The final APPLIED STEP C (see Figure 7 below) executes 4 steps at once aimed at the sum-part of the sumproduct-approach and reshaping the final result. The first step splits the list from the former step in 12 sub-lists of 6 elements each, using the List.Split(.) function. The specific number of 6 elements relates to the s-index in *Eq. 4*, or the number of columns in matrix A, which can be accessed via the Table.ColumnCount(Amat) function. The second step transforms the list of 12 sub-lists using the List.Transform(.) function into a list of 12 scalars (the sum-part of the sumproduct-approach!), where each scalar is the sum of the 6 elements in each respective sub-list as a result of applying the List.Sum(.) function as the transform function on each of the sub-lists. These 12 scalars represent the c_{ij} elements from *Eq. 3*, although still in list-form. We already know that the final product matrix holds 3 columns, i.e. the number of columns in matrix B, which can be accessed via the Table.ColumnCount(Bmat) function. Therefore we split the list of 12 scalars into a list of 4 sub-lists (i.e. 4 rows!) of 3 scalars each, using the List.Split(.) function in combination with the Table.ColumnCount(Bmat) function. These 4 rows are the actual rows of our final C matrix, although still in list form. Applying the Table.FromRows(.) function onto this list will result in our final product matrix C as demonstrated below.

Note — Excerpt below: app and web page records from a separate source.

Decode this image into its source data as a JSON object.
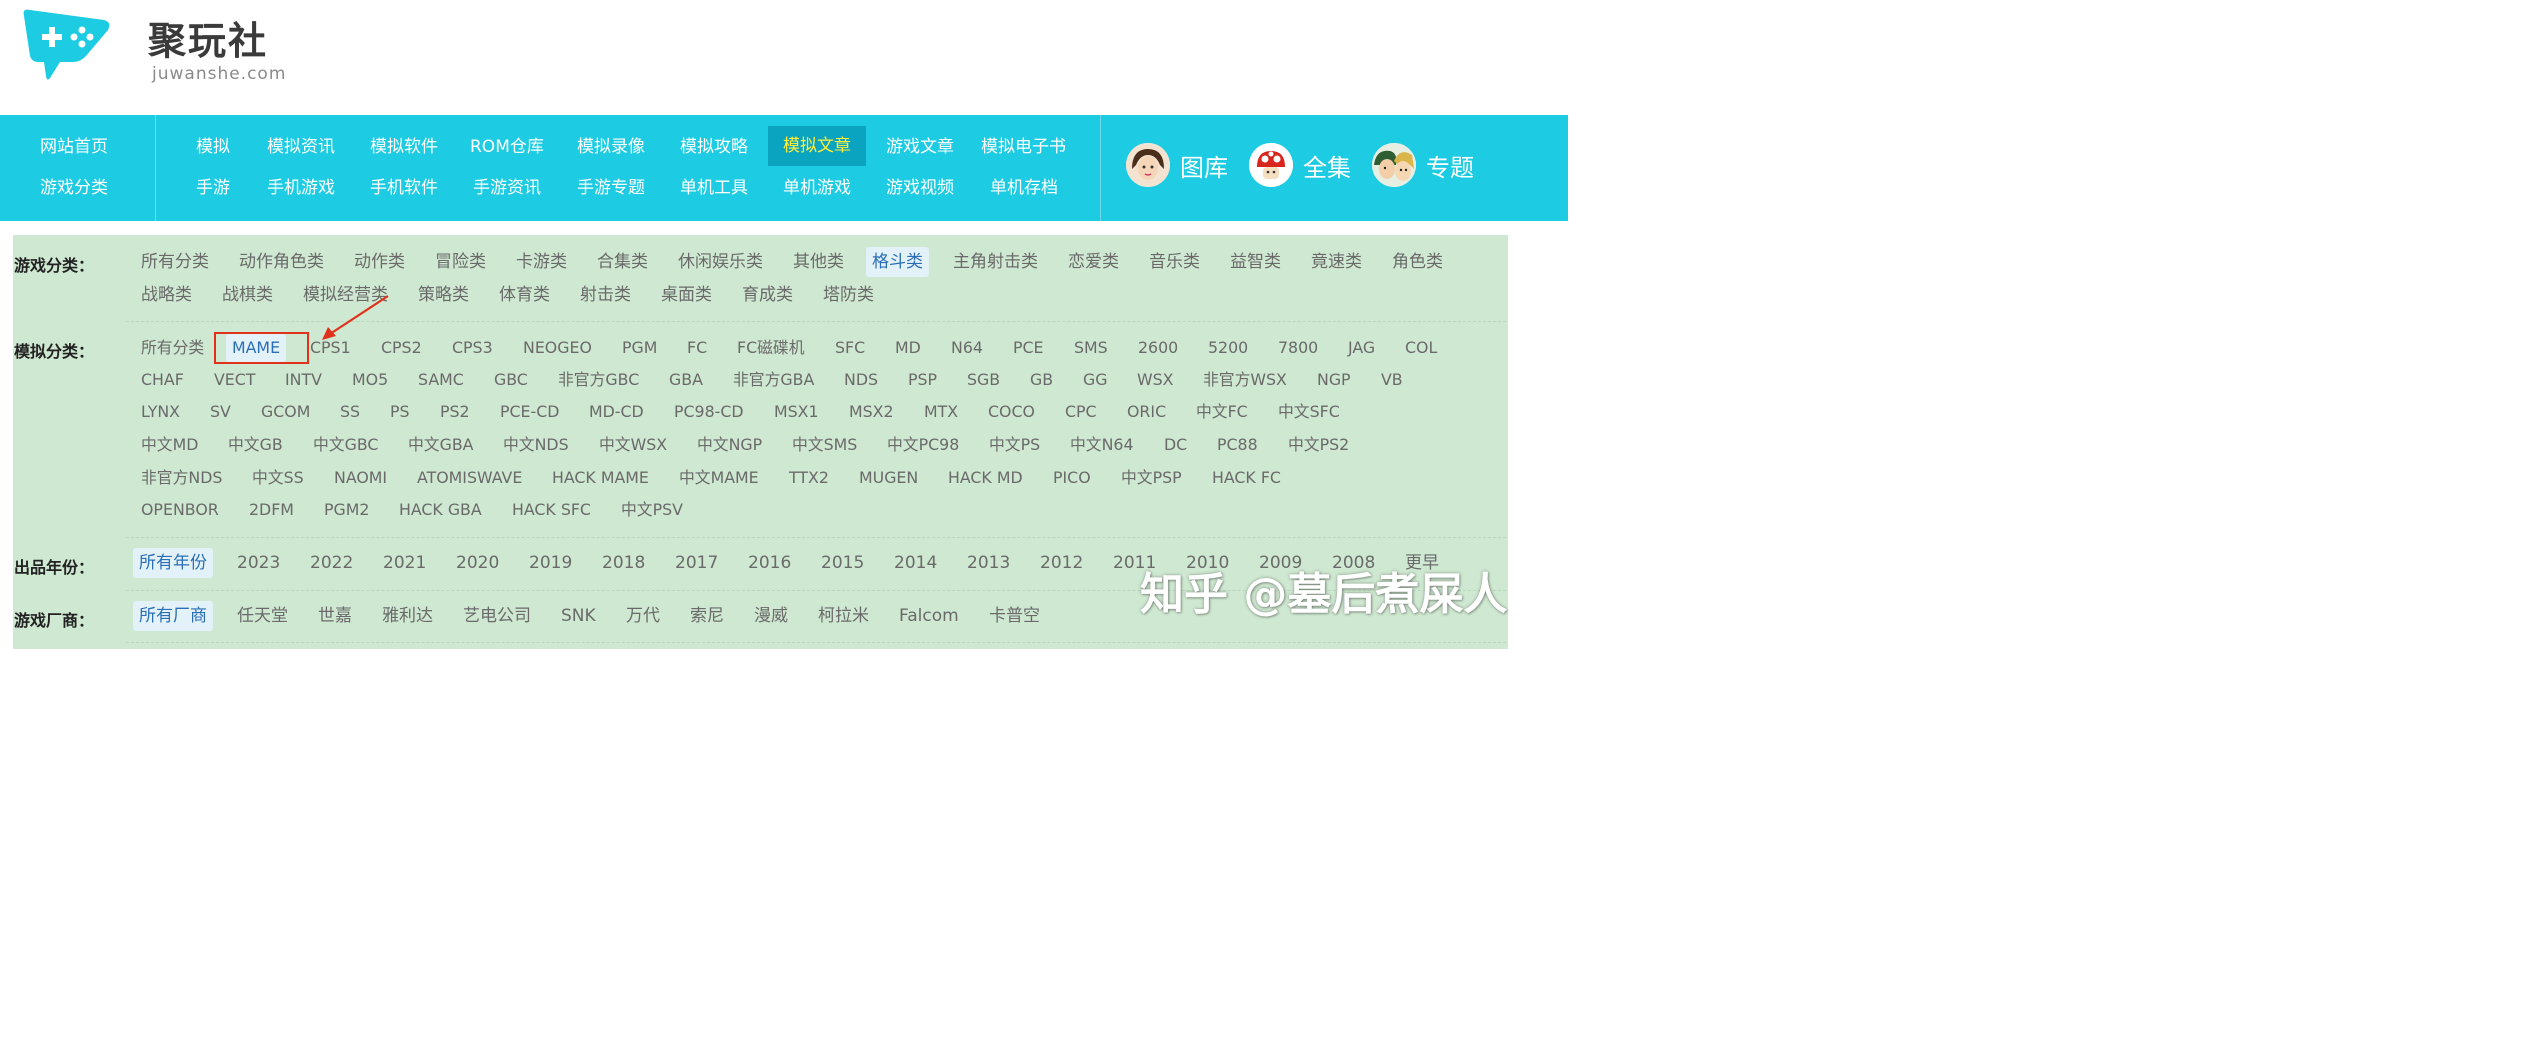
{
  "logo": {
    "name_cn": "聚玩社",
    "domain": "juwanshe.com"
  },
  "nav": {
    "left": [
      {
        "label": "网站首页",
        "name": "nav-home"
      },
      {
        "label": "游戏分类",
        "name": "nav-game-categories"
      }
    ],
    "row1": [
      "模拟",
      "模拟资讯",
      "模拟软件",
      "ROM仓库",
      "模拟录像",
      "模拟攻略",
      "模拟文章",
      "游戏文章",
      "模拟电子书"
    ],
    "row2": [
      "手游",
      "手机游戏",
      "手机软件",
      "手游资讯",
      "手游专题",
      "单机工具",
      "单机游戏",
      "游戏视频",
      "单机存档"
    ],
    "active": "模拟文章",
    "features": [
      {
        "label": "图库",
        "icon": "portrait-girl-avatar-icon"
      },
      {
        "label": "全集",
        "icon": "mushroom-avatar-icon"
      },
      {
        "label": "专题",
        "icon": "character-pair-avatar-icon"
      }
    ]
  },
  "filters": {
    "game_category": {
      "label": "游戏分类：",
      "selected": "格斗类",
      "items": [
        "所有分类",
        "动作角色类",
        "动作类",
        "冒险类",
        "卡游类",
        "合集类",
        "休闲娱乐类",
        "其他类",
        "格斗类",
        "主角射击类",
        "恋爱类",
        "音乐类",
        "益智类",
        "竟速类",
        "角色类",
        "战略类",
        "战棋类",
        "模拟经营类",
        "策略类",
        "体育类",
        "射击类",
        "桌面类",
        "育成类",
        "塔防类"
      ]
    },
    "emulator_category": {
      "label": "模拟分类：",
      "selected": "MAME",
      "items": [
        "所有分类",
        "MAME",
        "CPS1",
        "CPS2",
        "CPS3",
        "NEOGEO",
        "PGM",
        "FC",
        "FC磁碟机",
        "SFC",
        "MD",
        "N64",
        "PCE",
        "SMS",
        "2600",
        "5200",
        "7800",
        "JAG",
        "COL",
        "CHAF",
        "VECT",
        "INTV",
        "MO5",
        "SAMC",
        "GBC",
        "非官方GBC",
        "GBA",
        "非官方GBA",
        "NDS",
        "PSP",
        "SGB",
        "GB",
        "GG",
        "WSX",
        "非官方WSX",
        "NGP",
        "VB",
        "LYNX",
        "SV",
        "GCOM",
        "SS",
        "PS",
        "PS2",
        "PCE-CD",
        "MD-CD",
        "PC98-CD",
        "MSX1",
        "MSX2",
        "MTX",
        "COCO",
        "CPC",
        "ORIC",
        "中文FC",
        "中文SFC",
        "中文MD",
        "中文GB",
        "中文GBC",
        "中文GBA",
        "中文NDS",
        "中文WSX",
        "中文NGP",
        "中文SMS",
        "中文PC98",
        "中文PS",
        "中文N64",
        "DC",
        "PC88",
        "中文PS2",
        "非官方NDS",
        "中文SS",
        "NAOMI",
        "ATOMISWAVE",
        "HACK MAME",
        "中文MAME",
        "TTX2",
        "MUGEN",
        "HACK MD",
        "PICO",
        "中文PSP",
        "HACK FC",
        "OPENBOR",
        "2DFM",
        "PGM2",
        "HACK GBA",
        "HACK SFC",
        "中文PSV"
      ]
    },
    "release_year": {
      "label": "出品年份：",
      "selected": "所有年份",
      "items": [
        "所有年份",
        "2023",
        "2022",
        "2021",
        "2020",
        "2019",
        "2018",
        "2017",
        "2016",
        "2015",
        "2014",
        "2013",
        "2012",
        "2011",
        "2010",
        "2009",
        "2008",
        "更早"
      ]
    },
    "manufacturer": {
      "label": "游戏厂商：",
      "selected": "所有厂商",
      "items": [
        "所有厂商",
        "任天堂",
        "世嘉",
        "雅利达",
        "艺电公司",
        "SNK",
        "万代",
        "索尼",
        "漫威",
        "柯拉米",
        "Falcom",
        "卡普空"
      ]
    }
  },
  "watermark": "知乎 @墓后煮屎人",
  "colors": {
    "nav_bg": "#1dcbe2",
    "nav_active_bg": "#0aa3c0",
    "nav_active_text": "#ffef3a",
    "panel_bg": "#cfe8d1",
    "selected_tag_text": "#2a6fb6",
    "annotation_red": "#e0321b"
  }
}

That’s it for my guest blog. To conclude, this implementation is not about speed of processing, but about using proper data structures to handle a problem as much as possible as mathematically meant to be. I will be glad to hear your feedback and might have a challenge for you as well: as each element of the product matrix C is an inner product, i.e. a matrix multiplication itself, would there be an opportunity for implementing the full matrix multiplication by a kind of recursion?

*****

Henk-Jan van Well – April/May 2022